First-generation students have every ability to conquer college, but it can be hard when they don't always seem to share the same advantages of some of their college peers. These leg-ups are what some refer to as access to a 'hidden curriculum'—things like possessing high-level study skills and institutional proficiency—and are often unlocked for students who've had parents or siblings previously attend college. Compound that with the fact that many first-gen students are working an average of 20 hours a week (or more) to help finance their education, and it's easy to see how thriving at college doesn't necessarily come as naturally for them as we might wish. But as it turns out, there are some super simple ways we can help students to succeed and all it takes is a little time.
Overwhelmed by course loads, grades, college culture, and more, first-gen students often aren't sure what to expect once they've set foot on campus. As educators, helping our first-gen TXGU'ers understand how to prepare for the college culture shock now can help them acclimate immensely once they've made it to campus. Even something as straightforward as having a mentor they can go to for help and advice can make all the difference for them. Whether it's putting together a college-prep primer or just checking in on their wellbeing, having someone they can connect with has seemed to make the most profound impact on the overall achievements of first-gen students.

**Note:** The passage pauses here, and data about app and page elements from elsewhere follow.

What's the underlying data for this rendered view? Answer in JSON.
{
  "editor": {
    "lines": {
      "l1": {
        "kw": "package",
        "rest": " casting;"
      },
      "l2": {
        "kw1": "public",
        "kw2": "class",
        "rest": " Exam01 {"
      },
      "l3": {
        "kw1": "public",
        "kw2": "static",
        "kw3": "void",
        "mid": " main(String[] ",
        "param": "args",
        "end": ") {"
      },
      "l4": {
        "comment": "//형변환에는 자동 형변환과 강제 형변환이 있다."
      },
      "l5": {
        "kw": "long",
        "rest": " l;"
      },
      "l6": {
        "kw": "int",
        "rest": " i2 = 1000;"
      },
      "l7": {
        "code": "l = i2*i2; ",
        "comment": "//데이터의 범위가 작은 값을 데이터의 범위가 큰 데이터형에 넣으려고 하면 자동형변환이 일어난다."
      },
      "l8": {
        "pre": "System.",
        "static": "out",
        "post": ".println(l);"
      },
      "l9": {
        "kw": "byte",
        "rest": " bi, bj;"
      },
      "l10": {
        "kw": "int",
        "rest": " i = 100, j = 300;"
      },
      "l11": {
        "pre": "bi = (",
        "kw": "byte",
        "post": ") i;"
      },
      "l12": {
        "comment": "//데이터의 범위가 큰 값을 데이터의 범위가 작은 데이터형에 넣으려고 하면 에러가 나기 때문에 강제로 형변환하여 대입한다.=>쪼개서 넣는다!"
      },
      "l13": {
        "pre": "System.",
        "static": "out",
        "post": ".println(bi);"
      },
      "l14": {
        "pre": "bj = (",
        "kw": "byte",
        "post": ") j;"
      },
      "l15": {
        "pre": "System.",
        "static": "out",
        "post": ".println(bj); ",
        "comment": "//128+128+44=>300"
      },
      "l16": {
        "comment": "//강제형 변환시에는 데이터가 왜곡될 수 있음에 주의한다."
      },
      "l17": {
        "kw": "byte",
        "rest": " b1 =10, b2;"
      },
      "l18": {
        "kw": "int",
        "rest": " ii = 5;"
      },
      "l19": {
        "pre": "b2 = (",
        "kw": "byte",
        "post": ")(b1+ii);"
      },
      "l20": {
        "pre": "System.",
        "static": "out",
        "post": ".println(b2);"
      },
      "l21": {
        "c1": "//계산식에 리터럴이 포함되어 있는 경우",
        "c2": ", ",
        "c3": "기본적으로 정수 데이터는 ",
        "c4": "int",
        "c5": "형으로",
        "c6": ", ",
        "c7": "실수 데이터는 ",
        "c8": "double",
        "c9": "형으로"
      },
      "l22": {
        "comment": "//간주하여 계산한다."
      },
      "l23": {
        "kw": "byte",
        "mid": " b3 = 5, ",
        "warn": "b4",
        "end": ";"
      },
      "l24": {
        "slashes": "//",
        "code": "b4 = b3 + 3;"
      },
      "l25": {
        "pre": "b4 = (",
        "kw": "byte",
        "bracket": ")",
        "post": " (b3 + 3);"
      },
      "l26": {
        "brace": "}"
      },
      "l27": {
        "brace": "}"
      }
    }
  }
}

Even if it's just a social media shoutout, making sure our first-gen students are supported in school might just be the smartest way we can help them succeed.